BEGIN Data for this task

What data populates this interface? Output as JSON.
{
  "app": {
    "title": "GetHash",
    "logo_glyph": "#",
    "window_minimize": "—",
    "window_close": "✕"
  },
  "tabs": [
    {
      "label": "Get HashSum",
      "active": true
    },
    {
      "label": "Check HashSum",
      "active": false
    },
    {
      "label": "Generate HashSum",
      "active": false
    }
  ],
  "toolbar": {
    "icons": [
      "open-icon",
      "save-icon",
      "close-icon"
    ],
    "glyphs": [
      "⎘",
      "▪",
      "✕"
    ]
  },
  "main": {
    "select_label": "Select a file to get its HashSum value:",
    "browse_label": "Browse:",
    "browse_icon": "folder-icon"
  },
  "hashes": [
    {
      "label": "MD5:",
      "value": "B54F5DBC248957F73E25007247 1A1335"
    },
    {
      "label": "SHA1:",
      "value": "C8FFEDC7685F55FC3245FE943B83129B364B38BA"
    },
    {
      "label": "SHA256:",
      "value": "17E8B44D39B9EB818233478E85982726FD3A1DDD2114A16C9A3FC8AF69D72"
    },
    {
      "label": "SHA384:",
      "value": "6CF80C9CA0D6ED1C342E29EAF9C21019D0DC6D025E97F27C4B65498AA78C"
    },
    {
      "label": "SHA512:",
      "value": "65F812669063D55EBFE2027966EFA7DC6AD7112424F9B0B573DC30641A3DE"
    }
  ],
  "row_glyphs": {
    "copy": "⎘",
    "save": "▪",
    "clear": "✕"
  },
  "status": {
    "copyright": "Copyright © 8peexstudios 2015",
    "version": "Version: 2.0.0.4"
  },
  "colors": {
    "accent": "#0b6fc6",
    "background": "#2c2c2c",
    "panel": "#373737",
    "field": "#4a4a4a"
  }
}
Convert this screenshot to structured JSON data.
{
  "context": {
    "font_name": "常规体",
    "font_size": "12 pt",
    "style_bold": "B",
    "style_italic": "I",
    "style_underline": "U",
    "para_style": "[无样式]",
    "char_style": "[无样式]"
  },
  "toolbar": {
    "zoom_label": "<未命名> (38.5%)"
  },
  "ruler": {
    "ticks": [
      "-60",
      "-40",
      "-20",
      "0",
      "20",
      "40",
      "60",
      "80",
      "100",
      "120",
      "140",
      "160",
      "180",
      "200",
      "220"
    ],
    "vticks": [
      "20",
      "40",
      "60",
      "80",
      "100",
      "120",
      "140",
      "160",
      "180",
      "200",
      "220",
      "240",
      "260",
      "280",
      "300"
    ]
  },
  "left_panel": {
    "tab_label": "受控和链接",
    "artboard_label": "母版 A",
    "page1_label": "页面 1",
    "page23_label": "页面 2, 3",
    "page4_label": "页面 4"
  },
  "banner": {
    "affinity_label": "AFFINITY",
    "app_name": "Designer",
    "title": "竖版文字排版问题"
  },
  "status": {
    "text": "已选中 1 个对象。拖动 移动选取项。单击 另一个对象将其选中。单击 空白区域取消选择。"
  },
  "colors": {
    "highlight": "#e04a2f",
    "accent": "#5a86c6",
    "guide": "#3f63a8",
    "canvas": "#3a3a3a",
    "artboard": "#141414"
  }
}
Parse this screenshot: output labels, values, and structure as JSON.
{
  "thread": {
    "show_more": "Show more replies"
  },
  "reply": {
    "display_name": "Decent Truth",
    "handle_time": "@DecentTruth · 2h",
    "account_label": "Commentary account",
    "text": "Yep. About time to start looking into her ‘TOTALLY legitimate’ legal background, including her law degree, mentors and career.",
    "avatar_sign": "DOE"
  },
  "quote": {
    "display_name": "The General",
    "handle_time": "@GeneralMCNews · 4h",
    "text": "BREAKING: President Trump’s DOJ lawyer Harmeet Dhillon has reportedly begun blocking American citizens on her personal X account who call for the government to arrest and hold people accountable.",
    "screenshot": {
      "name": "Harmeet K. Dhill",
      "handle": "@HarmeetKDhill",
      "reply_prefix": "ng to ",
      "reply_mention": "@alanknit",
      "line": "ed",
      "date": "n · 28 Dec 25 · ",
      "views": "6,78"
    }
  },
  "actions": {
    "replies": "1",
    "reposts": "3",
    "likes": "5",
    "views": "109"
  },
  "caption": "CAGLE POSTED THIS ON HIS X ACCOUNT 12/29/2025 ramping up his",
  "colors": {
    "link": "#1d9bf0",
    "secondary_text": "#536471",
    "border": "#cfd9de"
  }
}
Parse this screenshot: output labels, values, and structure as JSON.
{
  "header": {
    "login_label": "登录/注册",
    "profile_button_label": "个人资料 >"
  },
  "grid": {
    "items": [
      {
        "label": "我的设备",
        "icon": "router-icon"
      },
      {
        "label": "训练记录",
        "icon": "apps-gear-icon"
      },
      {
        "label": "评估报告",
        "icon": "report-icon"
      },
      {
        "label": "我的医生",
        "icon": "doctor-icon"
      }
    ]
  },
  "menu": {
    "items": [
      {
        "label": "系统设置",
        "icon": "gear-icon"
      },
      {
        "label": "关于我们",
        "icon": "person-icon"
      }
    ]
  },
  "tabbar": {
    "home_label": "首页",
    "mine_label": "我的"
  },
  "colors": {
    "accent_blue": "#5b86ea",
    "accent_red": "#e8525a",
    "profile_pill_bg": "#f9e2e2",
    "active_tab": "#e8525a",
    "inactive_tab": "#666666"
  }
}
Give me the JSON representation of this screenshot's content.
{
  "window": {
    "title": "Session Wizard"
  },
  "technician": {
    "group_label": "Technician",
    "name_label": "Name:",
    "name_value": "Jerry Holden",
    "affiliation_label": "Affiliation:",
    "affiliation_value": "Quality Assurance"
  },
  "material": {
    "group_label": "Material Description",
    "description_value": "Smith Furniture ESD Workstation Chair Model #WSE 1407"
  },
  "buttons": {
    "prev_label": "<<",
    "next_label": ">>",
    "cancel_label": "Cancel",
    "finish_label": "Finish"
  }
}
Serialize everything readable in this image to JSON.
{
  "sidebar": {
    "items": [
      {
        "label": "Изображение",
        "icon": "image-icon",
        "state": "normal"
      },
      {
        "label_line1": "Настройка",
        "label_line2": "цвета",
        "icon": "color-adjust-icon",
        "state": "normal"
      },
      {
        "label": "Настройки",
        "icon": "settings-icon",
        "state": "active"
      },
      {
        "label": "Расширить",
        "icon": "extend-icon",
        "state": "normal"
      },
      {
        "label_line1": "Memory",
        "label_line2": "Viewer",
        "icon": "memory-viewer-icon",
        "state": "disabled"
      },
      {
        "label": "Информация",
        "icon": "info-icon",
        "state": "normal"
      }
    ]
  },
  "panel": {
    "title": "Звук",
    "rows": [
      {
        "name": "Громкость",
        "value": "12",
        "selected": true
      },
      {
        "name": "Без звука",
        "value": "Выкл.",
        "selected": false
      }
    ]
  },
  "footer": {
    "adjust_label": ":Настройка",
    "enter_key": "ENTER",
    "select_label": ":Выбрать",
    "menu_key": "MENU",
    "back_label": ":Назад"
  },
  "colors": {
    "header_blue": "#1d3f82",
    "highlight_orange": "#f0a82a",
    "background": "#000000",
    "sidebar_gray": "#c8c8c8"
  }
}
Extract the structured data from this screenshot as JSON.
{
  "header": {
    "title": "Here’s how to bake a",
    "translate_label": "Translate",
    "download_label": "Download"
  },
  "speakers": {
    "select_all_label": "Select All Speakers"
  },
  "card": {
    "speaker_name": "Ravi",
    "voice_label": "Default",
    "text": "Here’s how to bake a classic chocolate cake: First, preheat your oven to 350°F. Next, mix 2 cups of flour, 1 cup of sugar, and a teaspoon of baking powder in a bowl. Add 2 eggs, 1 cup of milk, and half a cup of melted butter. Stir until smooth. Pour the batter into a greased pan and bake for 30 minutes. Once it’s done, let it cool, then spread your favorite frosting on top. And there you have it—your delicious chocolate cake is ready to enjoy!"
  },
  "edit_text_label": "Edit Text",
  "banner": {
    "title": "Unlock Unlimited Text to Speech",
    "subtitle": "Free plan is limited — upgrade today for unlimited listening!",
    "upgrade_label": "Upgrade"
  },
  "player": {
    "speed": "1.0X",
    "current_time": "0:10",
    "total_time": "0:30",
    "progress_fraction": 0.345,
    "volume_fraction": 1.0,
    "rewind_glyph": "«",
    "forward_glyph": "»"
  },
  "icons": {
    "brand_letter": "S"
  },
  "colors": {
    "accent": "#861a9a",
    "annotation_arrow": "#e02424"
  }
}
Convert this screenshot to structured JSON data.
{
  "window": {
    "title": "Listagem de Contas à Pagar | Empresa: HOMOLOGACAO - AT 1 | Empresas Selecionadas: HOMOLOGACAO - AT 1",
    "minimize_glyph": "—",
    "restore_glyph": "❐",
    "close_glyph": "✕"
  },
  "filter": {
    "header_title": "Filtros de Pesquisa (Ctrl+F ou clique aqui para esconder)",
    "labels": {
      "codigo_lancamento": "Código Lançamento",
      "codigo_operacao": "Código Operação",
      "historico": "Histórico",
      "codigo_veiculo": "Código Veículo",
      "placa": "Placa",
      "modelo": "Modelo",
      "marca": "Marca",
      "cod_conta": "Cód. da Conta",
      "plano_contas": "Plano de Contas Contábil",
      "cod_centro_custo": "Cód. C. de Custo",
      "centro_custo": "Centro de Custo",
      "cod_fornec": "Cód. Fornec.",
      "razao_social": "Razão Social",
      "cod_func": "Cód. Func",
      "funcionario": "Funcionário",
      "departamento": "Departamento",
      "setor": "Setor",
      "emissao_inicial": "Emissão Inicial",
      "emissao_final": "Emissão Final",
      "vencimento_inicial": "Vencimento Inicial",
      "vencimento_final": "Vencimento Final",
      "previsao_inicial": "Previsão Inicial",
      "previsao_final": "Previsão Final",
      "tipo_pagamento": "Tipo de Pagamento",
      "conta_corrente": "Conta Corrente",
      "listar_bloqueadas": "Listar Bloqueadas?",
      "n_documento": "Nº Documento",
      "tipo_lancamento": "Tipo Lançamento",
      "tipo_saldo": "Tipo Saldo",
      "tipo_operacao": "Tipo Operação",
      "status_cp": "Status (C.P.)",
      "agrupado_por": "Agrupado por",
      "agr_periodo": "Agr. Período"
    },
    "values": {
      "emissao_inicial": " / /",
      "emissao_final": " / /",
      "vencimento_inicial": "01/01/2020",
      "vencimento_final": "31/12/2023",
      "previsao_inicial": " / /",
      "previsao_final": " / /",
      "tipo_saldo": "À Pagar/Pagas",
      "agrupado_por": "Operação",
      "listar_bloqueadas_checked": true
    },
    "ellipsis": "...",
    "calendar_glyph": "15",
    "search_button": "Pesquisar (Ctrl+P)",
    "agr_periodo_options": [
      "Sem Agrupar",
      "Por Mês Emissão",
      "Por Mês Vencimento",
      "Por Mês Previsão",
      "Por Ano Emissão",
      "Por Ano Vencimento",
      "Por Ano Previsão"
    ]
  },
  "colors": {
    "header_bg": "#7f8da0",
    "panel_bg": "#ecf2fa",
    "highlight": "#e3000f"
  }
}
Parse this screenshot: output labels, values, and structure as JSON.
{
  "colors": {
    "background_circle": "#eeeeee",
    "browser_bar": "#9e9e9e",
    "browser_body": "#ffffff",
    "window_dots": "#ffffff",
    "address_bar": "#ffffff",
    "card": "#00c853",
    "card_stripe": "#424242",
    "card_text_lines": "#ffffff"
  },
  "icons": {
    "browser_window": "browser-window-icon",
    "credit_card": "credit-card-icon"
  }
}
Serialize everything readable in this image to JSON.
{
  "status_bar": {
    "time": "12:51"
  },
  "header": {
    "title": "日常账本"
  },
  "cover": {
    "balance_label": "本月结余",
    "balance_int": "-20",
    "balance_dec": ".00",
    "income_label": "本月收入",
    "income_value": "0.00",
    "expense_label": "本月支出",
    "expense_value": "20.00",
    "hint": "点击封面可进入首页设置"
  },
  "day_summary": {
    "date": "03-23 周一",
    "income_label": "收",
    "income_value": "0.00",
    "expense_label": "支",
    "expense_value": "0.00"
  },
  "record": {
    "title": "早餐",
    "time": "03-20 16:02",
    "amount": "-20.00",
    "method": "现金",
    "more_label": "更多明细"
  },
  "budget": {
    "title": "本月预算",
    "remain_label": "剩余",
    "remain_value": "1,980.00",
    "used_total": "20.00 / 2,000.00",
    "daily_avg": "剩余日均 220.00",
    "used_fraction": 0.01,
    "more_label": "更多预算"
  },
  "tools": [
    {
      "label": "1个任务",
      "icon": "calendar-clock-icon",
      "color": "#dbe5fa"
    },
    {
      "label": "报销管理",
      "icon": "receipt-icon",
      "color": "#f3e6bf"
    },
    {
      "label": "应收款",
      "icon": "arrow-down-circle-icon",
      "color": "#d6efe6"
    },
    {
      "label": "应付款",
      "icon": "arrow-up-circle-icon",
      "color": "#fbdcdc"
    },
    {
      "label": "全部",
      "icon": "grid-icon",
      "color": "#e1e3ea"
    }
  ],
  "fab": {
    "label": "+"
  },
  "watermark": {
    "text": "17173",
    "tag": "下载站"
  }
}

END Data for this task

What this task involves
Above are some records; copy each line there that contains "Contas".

Solution to this task
    "title": "Listagem de Contas à Pagar | Empresa: HOMOLOGACAO - AT 1 | Empresas Selecionadas: HOMOLOGACAO - AT 1",
      "plano_contas": "Plano de Contas Contábil",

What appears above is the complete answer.